Fruit picked when it is ripe is food perfection. Where the fruit is picked is the question. Foreign workers will pick the crops that end up on dinner tables across the United States, but it is our Congressional leaders that must act if we are to grow and serve "locally grown" crops instead of crops that will come from Mexico and other countries.For years, agriculture has sought a workable system to access foreign guest workers for these tasks when local labor is nowhere to be found. Agile, skilled hands are needed to help plant, harvest, package and ship the best farm produce the world has to offer. The federal government has heard the pleas of agriculture, yet has failed miserably to acknowledge the economic realities that are consequences of their inaction. Only a handful of farmers in Georgia and across the country have utilized broken federal guest worker programs, because the program is more red tape than farmers are able to endure.
State immigration laws caused many farm workers, documented and otherwise, to leave the state. In fact, a study released by the University of Georgia last week indicates that our state lost $140 million due to these labor shortages. To be exact, Georgia growers reported having 40.5 percent fewer employees at peak harvest times than those needed to effectively harvest fruit and vegetable crops. Even with unemployment rates well over 10 percent in these rural areas, workers failed to fill these jobs.
During the peak of harvest, state agencies, at the urging of Gov. Nathan Deal, began a program to get probationers to work the fields. Few of these workers lasted a single day in the fields, but some farmers reported positive results from this initiative. It is certainly not a long-term substitute for the labor needs of these farmers.

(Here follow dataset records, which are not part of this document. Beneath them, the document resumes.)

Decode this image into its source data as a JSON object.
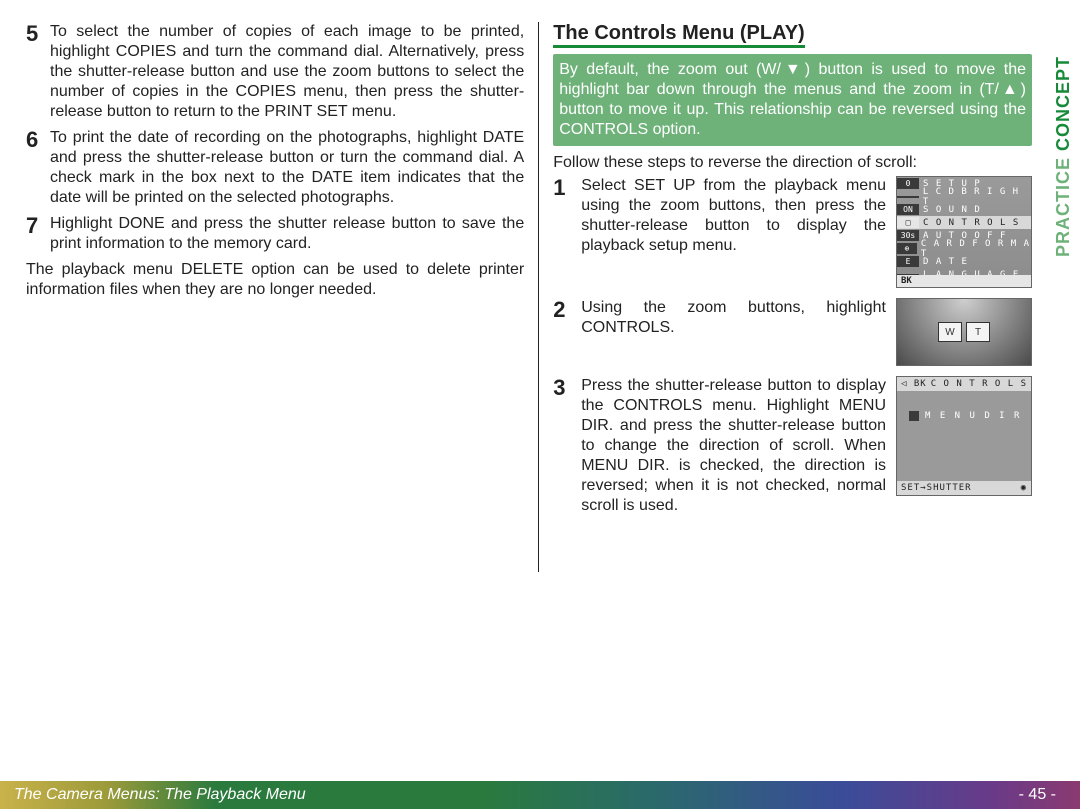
{
  "left": {
    "item5": {
      "num": "5",
      "text": "To select the number of copies of each image to be printed, highlight COPIES and turn the command dial.  Alternatively, press the shutter-release button and use the zoom buttons to select the number of copies in the COPIES menu, then press the shutter-release button to return to the PRINT SET menu."
    },
    "item6": {
      "num": "6",
      "text": "To print the date of recording on the photographs, highlight DATE and press the shutter-release button or turn the command dial.  A check mark in the box next to the DATE item indicates that the date will be printed on the selected photographs."
    },
    "item7": {
      "num": "7",
      "text": "Highlight DONE and press the shutter release button to save the print information to the memory card."
    },
    "tail": "The playback menu DELETE option can be used to delete printer information files when they are no longer needed."
  },
  "right": {
    "heading": "The Controls Menu (PLAY)",
    "greenbox": "By default, the zoom out (W/▼) button is used to move the highlight bar down through the menus and the zoom in (T/▲) button to move it up.  This relationship can be reversed using the CONTROLS option.",
    "follow": "Follow these steps to reverse the direction of scroll:",
    "step1": {
      "num": "1",
      "text": "Select SET UP from the playback menu using the zoom buttons, then press the shutter-release button to display the playback setup menu."
    },
    "step2": {
      "num": "2",
      "text": "Using the zoom buttons, highlight CONTROLS."
    },
    "step3": {
      "num": "3",
      "text": "Press the shutter-release button to display the CONTROLS menu.  Highlight MENU DIR. and press the shutter-release button to change the direction of scroll.  When MENU DIR. is checked, the direction is reversed; when it is not checked, normal scroll is used."
    }
  },
  "lcd1": {
    "rows": [
      {
        "tag": "0",
        "label": "S E T  U P"
      },
      {
        "tag": "",
        "label": "L C D  B R I G H T"
      },
      {
        "tag": "ON",
        "label": "S O U N D"
      },
      {
        "tag": "□",
        "label": "C O N T R O L S",
        "hi": true
      },
      {
        "tag": "30s",
        "label": "A U T O  O F F"
      },
      {
        "tag": "⊕",
        "label": "C A R D F O R M A T"
      },
      {
        "tag": "E",
        "label": "D A T E"
      },
      {
        "tag": "",
        "label": "L A N G U A G E"
      }
    ],
    "bk": "BK"
  },
  "lcd2": {
    "w": "W",
    "t": "T"
  },
  "lcd3": {
    "hdr_left": "◁ BK",
    "hdr_right": "C O N T R O L S",
    "item": "M E N U   D I R",
    "ftr": "SET→SHUTTER",
    "ftr_icon": "◉"
  },
  "side": {
    "concept": "CONCEPT",
    "practice": "PRACTICE "
  },
  "footer": {
    "title": "The Camera Menus: The Playback Menu",
    "page": "- 45 -"
  }
}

The patchwork state immigration enforcement laws have sparked a debate in our nation's capital. Georgia Agriculture Commissioner Gary Black traveled to Washington, D.C., last week to testify before the Senate Judiciary Committee on the need for a workable guest worker program. He discussed Georgia's immigration situation and spoke in favor of a program that works for Georgia's citizens and non-citizens alike. He mentioned that his agency carries out many tasks delegated to them by the federal government, so why not allow Georgians to manage a guest worker program to fit the needs of Georgia.
This program would require those in the country illegally to pay a fine for breaking the law. It would give them a biometric identification card that would allow the state of Georgia to track their whereabouts and keep up with their employer. It would make them go back to their home country periodically they would truly be guest workers. Commissioner Black's comments were clear that these foreign workers would not receive amnesty and they would not be on a path to U.S. citizenship. It is a solution that has merit on all sides, as it would incentivize illegal immigrants to come forward, pay their fine, get an identification card, and work in our country for a set period of time safely and legally.
By enacting a guest worker program that meets the needs of Georgia farmers, Georgia-grown products will continue leading the country and our consumers will have an opportunity to not only know where their food comes from, but have the peace of mind in knowing that the food they purchase at the grocery store or farmers market is creating jobs for Georgia citizens and making an economic difference.
Georgia agriculture is itself an economic "tree-ripened fruit." We have matured over the years, investing in technology and resources to work in our favorable climate to produce the best crops in the world. Congress can install a viable national guest worker program or let Georgia create its own program for our farm economy. Unpicked fruit eventually withers on the ground, which is what will happen to our farm economy. Let's harvest the fruits of our labor.
Bryan Tolar is president of the Georgia Agribusiness Council, a chamber-like organization representing 740 businesses across the state of Georgia.